(Your instructions):
In the records below, tally each line that contains the word "CHECK" and give the total only.

========================================================================

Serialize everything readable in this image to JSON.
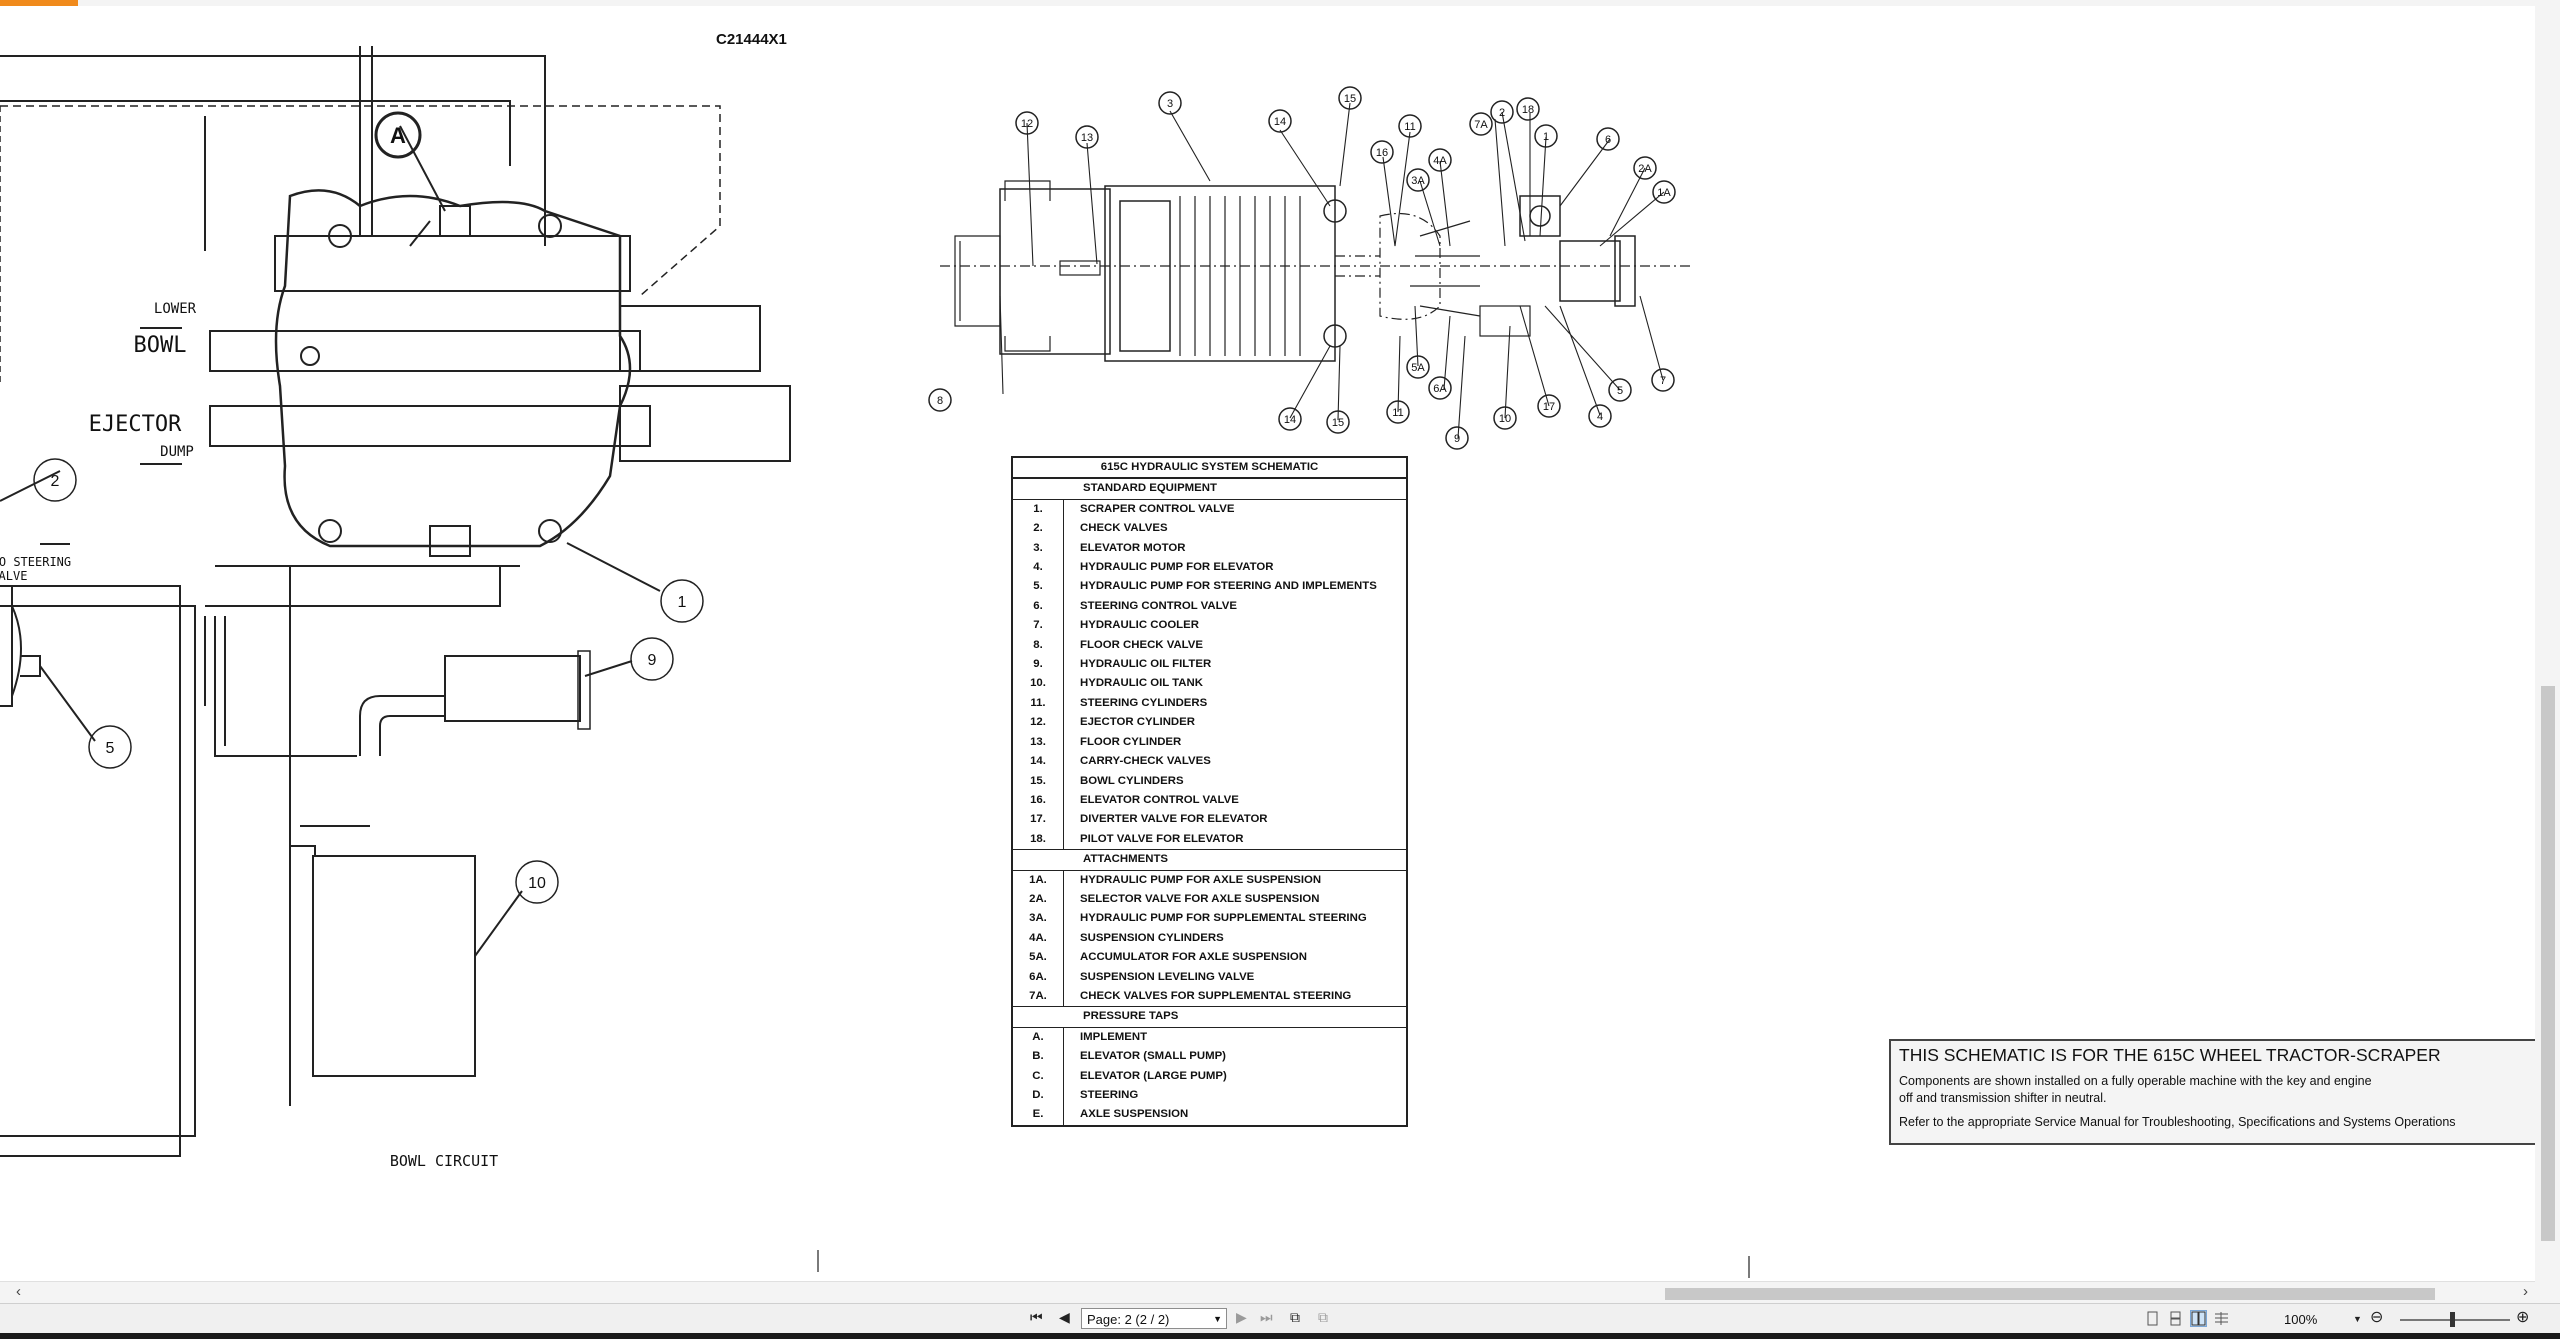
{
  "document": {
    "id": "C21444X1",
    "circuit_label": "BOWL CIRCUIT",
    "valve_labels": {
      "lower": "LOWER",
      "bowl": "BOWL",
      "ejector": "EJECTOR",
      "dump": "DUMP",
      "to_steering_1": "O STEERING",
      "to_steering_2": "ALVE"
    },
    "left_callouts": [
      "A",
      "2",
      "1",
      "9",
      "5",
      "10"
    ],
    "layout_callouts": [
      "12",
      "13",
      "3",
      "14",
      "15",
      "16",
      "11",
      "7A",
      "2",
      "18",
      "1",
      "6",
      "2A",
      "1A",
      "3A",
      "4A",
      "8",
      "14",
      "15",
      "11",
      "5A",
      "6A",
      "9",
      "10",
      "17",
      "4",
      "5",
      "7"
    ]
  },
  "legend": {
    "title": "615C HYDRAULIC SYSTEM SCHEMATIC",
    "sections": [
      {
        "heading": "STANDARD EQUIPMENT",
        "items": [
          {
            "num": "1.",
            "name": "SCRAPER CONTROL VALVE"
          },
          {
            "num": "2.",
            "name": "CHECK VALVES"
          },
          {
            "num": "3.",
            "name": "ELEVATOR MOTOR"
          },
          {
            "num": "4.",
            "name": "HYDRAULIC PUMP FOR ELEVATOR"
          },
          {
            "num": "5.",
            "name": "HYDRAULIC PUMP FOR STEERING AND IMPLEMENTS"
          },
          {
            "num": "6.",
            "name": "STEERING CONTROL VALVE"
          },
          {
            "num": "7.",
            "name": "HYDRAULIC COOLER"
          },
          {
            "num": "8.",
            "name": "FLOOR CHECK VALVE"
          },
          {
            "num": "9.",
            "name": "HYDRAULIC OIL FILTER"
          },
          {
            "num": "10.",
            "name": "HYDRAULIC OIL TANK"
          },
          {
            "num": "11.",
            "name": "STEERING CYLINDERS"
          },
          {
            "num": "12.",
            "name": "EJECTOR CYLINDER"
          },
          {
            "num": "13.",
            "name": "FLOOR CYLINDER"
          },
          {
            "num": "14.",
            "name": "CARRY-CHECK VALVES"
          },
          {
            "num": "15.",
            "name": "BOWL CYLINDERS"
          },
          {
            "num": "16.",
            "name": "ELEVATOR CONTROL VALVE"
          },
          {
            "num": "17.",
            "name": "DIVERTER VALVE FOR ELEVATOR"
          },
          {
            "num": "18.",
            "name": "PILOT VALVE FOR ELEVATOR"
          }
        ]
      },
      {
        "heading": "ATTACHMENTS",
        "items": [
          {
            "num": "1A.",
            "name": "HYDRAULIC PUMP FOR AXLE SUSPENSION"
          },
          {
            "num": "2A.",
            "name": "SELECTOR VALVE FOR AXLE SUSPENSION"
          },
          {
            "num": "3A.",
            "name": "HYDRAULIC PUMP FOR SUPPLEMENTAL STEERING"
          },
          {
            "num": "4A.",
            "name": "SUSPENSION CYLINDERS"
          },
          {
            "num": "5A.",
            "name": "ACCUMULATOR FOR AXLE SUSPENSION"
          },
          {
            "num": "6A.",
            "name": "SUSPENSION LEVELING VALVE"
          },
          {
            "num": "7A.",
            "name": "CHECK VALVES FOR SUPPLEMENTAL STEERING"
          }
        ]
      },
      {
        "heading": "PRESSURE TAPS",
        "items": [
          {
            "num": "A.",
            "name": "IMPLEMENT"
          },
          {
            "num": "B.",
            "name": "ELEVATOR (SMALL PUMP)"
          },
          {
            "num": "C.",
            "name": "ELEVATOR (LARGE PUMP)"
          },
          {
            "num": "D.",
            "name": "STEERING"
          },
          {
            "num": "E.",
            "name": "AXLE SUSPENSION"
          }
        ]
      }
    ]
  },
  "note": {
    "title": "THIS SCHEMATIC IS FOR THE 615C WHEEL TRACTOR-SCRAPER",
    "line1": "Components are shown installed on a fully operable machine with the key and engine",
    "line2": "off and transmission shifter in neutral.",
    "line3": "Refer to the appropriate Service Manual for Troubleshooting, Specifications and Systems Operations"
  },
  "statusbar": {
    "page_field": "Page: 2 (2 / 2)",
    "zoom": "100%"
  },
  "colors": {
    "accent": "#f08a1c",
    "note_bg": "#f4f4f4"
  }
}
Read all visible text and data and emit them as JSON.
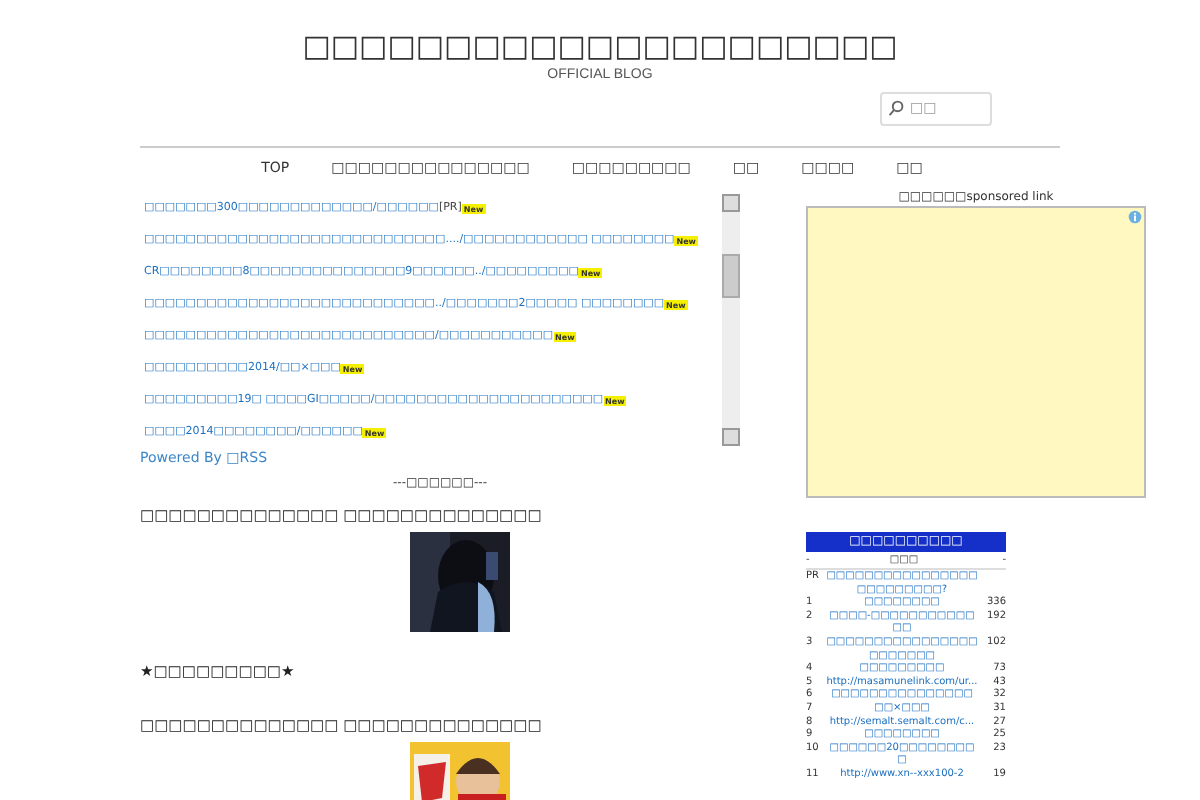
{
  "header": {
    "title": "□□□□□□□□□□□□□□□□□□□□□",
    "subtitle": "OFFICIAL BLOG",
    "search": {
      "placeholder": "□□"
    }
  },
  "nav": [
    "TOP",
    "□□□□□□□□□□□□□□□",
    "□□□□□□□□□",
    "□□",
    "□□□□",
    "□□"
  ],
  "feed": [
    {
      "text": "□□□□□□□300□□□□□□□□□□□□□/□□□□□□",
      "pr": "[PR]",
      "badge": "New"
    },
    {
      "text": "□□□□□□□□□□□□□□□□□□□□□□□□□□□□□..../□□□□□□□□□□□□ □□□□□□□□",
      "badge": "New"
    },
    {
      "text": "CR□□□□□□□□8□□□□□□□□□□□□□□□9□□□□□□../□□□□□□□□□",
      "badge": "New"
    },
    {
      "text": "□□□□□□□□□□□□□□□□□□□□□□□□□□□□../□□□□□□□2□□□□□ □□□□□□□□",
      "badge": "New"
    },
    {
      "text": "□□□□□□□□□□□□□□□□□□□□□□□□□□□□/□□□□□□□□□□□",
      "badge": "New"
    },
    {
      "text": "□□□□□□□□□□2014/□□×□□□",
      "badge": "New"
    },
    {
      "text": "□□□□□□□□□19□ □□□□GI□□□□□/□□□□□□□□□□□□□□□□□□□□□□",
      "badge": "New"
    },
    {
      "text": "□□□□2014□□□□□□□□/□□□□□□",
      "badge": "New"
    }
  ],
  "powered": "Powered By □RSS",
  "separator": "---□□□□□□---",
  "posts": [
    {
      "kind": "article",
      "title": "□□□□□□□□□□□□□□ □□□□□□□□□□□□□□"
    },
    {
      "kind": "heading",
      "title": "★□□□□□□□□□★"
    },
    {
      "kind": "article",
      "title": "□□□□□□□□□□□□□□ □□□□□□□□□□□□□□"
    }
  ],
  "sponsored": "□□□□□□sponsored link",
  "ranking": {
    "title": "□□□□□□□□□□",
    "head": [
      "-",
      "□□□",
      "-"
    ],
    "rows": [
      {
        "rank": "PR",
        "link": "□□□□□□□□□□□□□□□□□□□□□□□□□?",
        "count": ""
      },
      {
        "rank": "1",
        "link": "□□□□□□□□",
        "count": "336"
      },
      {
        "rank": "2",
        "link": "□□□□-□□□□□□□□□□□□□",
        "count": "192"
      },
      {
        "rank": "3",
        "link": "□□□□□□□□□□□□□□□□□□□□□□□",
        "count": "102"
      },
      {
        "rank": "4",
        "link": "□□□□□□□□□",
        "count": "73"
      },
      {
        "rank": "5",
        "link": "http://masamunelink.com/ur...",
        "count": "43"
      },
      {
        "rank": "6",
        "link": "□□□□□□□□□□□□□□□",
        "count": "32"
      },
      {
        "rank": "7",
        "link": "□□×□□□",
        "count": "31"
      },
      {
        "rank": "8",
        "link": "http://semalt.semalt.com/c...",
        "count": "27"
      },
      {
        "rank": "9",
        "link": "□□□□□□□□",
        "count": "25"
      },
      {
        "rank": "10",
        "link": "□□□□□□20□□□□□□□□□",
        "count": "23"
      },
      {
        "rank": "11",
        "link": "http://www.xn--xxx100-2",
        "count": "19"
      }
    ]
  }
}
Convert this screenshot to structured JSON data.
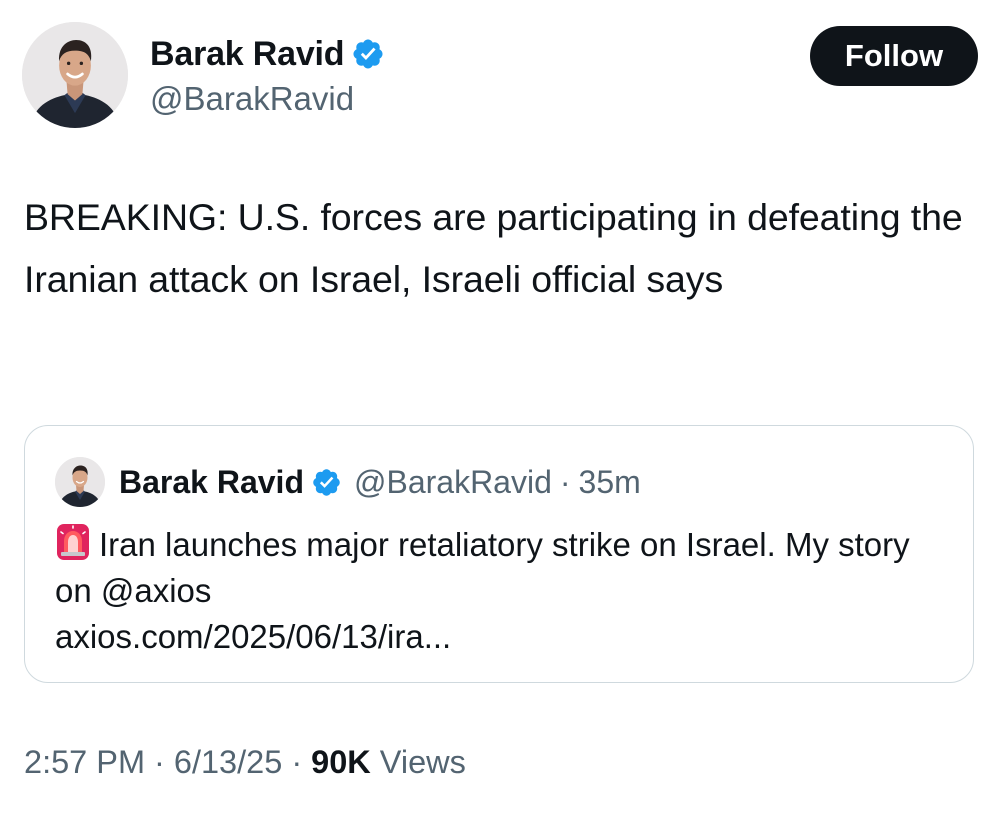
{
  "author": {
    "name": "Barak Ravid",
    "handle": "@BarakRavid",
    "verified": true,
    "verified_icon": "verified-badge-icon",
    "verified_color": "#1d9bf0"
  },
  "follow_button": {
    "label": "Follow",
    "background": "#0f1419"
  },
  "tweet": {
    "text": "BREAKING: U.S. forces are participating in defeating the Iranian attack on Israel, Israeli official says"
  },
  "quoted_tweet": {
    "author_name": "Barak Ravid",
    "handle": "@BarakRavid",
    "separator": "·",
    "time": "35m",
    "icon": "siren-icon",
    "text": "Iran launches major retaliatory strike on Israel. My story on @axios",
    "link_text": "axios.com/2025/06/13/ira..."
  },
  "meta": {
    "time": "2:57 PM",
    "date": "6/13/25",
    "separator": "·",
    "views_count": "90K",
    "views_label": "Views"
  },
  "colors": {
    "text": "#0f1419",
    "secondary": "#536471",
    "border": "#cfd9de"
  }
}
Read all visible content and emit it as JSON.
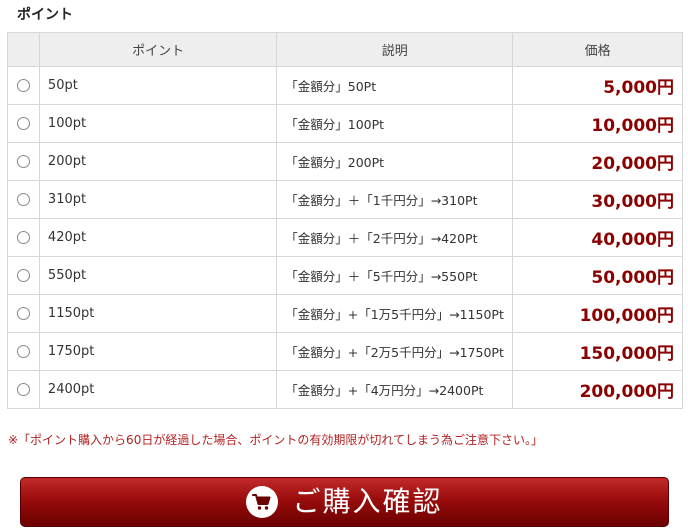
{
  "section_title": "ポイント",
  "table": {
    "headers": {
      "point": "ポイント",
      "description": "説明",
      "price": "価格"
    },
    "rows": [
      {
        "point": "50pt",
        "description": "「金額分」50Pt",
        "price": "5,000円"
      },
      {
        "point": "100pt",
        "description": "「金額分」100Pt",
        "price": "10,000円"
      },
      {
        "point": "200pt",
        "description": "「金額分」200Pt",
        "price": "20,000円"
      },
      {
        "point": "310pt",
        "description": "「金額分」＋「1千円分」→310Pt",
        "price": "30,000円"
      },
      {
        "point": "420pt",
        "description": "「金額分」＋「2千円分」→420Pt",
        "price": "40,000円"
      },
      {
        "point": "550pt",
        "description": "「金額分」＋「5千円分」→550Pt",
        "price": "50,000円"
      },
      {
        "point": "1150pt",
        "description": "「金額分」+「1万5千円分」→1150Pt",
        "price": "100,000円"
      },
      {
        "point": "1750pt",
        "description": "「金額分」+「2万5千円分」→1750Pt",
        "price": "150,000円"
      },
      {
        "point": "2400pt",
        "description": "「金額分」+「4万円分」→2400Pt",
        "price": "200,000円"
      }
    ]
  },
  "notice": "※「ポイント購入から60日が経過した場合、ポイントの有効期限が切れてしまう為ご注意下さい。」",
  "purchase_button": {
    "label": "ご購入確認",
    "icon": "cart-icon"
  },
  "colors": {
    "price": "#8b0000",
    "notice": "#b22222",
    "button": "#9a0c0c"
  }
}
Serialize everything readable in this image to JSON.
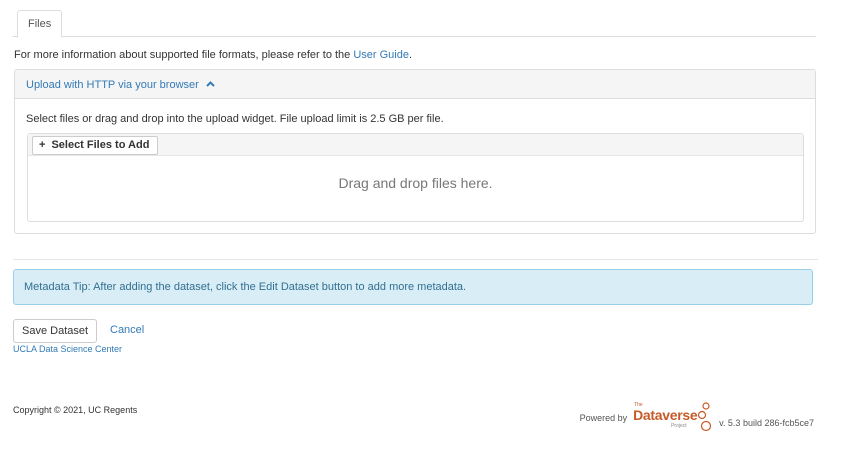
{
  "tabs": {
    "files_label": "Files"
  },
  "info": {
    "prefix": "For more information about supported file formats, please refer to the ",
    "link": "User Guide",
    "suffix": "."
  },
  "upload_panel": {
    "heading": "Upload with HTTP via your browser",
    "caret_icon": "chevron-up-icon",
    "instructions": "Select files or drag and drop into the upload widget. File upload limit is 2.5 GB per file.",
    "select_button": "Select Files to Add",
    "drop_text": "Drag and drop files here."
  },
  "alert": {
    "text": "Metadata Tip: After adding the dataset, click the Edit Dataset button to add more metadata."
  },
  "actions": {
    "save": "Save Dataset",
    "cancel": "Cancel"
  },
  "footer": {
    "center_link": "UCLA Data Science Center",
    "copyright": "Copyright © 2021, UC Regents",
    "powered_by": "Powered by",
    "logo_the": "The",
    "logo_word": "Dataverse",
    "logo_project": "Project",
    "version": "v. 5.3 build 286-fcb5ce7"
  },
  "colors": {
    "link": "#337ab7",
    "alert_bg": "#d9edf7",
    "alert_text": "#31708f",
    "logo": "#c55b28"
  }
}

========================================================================

(Answer section):
4